-------- GIVEN DATA --------

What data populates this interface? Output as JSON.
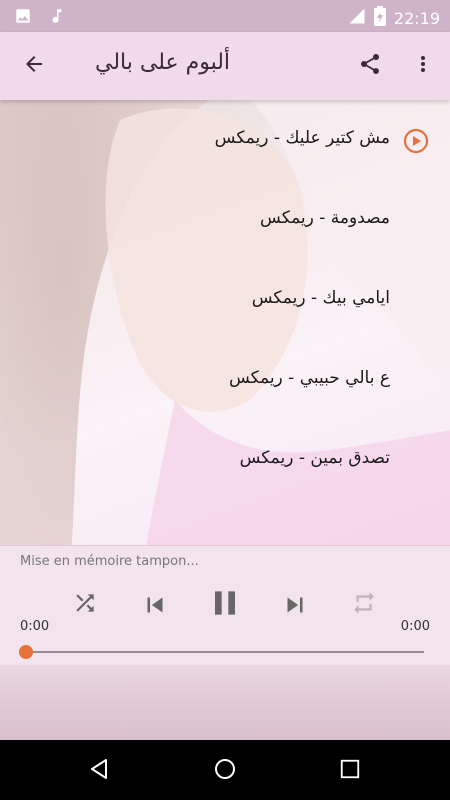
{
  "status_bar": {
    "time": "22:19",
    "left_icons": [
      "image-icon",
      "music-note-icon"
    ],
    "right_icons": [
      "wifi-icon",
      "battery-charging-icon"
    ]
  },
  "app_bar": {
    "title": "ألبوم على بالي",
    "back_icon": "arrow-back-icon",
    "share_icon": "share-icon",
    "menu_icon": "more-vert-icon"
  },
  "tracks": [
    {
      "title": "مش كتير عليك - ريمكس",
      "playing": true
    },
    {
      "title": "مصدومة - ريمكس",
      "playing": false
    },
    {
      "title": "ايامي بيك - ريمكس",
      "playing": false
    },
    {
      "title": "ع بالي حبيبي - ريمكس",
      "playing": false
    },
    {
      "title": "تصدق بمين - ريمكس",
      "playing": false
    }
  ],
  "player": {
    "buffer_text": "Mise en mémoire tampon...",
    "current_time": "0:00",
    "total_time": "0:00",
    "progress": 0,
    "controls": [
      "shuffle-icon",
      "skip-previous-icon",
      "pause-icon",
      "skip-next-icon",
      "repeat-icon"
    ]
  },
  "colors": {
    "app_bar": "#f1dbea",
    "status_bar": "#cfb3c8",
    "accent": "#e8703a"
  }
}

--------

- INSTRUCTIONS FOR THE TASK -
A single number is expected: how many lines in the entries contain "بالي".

- EXERCISE RESULT -
2